Careful with talk of "discarded". Newton's laws of gravitation have been superseded but we haven't thrown them in the bin, they're still quite useful.
Theories of evolution have already come on a long way since Darwin's time. And they'll continue to be improved on, sure.
I'm not a biologist so someone else might have to step in here, but I know there's plenty of evidence to test our theories of evolution against. Genetics, the fossil record etc.
It's clear that life has changed over billions of years, that's pretty much a fact and in that sense evolution is a fact too. The theory is that which explains how it all happened (ie processes like natural selection).

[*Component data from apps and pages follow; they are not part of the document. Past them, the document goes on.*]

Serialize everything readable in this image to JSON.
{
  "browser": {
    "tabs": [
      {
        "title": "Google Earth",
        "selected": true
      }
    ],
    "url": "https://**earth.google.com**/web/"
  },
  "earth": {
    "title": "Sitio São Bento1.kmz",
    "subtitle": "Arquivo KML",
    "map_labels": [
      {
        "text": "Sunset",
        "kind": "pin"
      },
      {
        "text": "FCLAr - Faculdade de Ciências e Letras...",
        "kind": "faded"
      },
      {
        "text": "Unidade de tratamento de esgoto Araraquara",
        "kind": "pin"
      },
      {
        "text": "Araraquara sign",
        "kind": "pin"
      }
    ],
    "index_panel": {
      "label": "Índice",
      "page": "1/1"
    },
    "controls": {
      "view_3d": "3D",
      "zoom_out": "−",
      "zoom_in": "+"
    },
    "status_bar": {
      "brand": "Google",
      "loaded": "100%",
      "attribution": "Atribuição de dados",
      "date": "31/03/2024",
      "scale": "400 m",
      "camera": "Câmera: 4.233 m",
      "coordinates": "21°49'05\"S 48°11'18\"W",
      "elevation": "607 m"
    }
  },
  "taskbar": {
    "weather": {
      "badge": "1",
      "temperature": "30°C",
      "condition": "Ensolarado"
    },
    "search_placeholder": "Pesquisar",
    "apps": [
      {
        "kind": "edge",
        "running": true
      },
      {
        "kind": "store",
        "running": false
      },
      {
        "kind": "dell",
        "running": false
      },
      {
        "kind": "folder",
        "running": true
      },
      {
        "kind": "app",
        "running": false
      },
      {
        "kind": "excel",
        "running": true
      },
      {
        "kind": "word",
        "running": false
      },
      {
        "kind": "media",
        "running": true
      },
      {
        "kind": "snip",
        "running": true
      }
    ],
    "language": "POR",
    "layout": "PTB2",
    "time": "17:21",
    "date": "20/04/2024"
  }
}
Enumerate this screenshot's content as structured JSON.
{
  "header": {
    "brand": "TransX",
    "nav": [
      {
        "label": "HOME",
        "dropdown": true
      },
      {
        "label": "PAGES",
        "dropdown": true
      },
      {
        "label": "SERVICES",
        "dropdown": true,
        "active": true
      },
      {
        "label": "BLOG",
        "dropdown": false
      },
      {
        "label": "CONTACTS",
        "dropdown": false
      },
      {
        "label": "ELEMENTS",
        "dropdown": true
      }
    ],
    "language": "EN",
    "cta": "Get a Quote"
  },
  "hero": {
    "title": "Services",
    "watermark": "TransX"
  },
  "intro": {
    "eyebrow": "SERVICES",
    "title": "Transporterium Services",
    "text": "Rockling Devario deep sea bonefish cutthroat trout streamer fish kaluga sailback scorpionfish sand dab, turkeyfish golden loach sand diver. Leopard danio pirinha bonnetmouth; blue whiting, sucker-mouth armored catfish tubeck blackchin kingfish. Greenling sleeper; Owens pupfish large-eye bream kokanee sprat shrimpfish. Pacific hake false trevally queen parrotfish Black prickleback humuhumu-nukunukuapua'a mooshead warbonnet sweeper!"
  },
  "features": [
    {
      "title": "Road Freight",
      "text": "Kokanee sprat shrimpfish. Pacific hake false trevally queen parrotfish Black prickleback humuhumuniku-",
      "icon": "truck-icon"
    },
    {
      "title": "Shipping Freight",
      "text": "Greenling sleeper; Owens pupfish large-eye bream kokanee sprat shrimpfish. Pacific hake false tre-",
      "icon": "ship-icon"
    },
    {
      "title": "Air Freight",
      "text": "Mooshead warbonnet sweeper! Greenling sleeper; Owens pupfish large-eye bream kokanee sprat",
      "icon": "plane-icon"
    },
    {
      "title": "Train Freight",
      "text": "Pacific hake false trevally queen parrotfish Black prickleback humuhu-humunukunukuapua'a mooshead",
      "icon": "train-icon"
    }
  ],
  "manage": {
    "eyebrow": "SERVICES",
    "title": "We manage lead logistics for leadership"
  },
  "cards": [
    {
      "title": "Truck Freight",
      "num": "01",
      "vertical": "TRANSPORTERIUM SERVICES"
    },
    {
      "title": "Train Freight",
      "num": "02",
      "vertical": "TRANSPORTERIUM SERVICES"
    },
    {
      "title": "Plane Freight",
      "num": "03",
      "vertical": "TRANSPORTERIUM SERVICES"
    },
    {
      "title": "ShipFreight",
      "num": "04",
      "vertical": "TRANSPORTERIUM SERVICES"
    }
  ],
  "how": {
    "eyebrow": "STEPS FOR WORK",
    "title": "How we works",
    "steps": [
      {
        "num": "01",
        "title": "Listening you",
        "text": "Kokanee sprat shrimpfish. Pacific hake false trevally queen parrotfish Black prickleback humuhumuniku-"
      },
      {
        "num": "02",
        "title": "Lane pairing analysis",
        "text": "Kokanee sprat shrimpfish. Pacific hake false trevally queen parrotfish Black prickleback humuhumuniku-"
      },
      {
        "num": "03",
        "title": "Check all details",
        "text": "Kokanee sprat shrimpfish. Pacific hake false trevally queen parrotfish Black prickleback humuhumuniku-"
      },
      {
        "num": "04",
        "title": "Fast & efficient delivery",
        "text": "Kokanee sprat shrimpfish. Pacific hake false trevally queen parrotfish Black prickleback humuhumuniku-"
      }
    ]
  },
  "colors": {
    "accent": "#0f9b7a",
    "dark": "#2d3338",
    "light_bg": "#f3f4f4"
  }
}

Sure, but that's got nothing to do with whether or not it's valid science. Again I think we need better education on what science is about, maybe then religious types wouldn't get so upset at their worldviews not being brought into that particular class (or maybe that's wishful thinking and they would still, i dunno :/ )
Schools here in the UK have compulsory religious studied up to the age of 14, then it becomes an optional subject for GCSE. I've no idea what goes on in USAland, but I do think it should be taught.
Isn't that what I said? We can't make stars in a lab ...we can't 'rigorously test' ... so just an hypothesis.
Newton's Laws have been enhanced and supplemented, not as I understand it 'superseded' or replaced.
--- But has everthing to do with what parents want their children taught in 'science classes'.
Chimpy Chompy I don't alway know where people are posting from.
I'm glad that both Australia and Britian have these classes. Personal I think all children would benefit from classes in comparative religon. Including the meaning of athesist and agnostic, most americans don't understand the meaning of the former term.
One hundred and twenty years ago in america, native american children in government schools were given no instruction in their native languages, partially in the hope that their cultures would die.
Chimpy Chompy correct what I've heard, one hundred and twenty years ago in scotland, children in government schools were given no instruction in gaelic, partially in the hope that their culture would die.
Today, children are not taught christanity in american government schools because ...
No, it's not just a hypothesis. The theories are tested agains the observed data, coming in from stars at all the different stages in their lives.
i saw Creation more than a week ago at TIFF http://tiff.net/filmsandschedules/films/creation the film is more about Darwin's family life and how he dealt with the death of his eldest daughter, than it does about his work on the Origin of Species (which, by the way, can be equally attributed to Alfred Wallace).
overall, i greatly enjoyed the film. we learn more about the man and less about the theory. it's a shame many Americans may not see this quality film in their homeland.
Was anyone famous staring in the movie?
Paul Bettany, Jennifer Connelly.
yes. i provided a link to the film synopsis with the details.
Sorry, I will go read it now.
I think in the thrust-and-parry of debating the origins of the species, an important point has been overlooked (by some) and that is that: Of course this movie will be shown in the U.S.
It won't go on IMAX screens nationwide or anything - biopics about scientists, no matter how influential, don't usually do blockbuster business, do they? - but it'll pop up here and there, and people will be able to buy or rent it. Anybody who wants to see it will be able to see it.
Plus some very bad Latin spoken with obvious southern Italian accents (since part of the movie was filmed there). Hilarious to Italian viewers.
Maybe if Darwin's wife and kids were murdered in the opening moments by a gang of renegade bikers...or better yet a gang of terrorists...
Pitch the movie as a gore soaked revenge story...Darwin stripped to the waistcoat hefting a blunderbuss..
"It's survival of the fittest,baby..and you're not fit enough!".
Wasn't that actually Aramaic?
The Jewish people spoke Aramaic (or something resembling it, I don't think there is a consensus on that) and Hebrew, the Roman legionaries and public officials spoke (heavily accented) Latin.
Or have Darwin vs. Wallace:
WWE: World Wrestling Evolution
Separate names with a comma.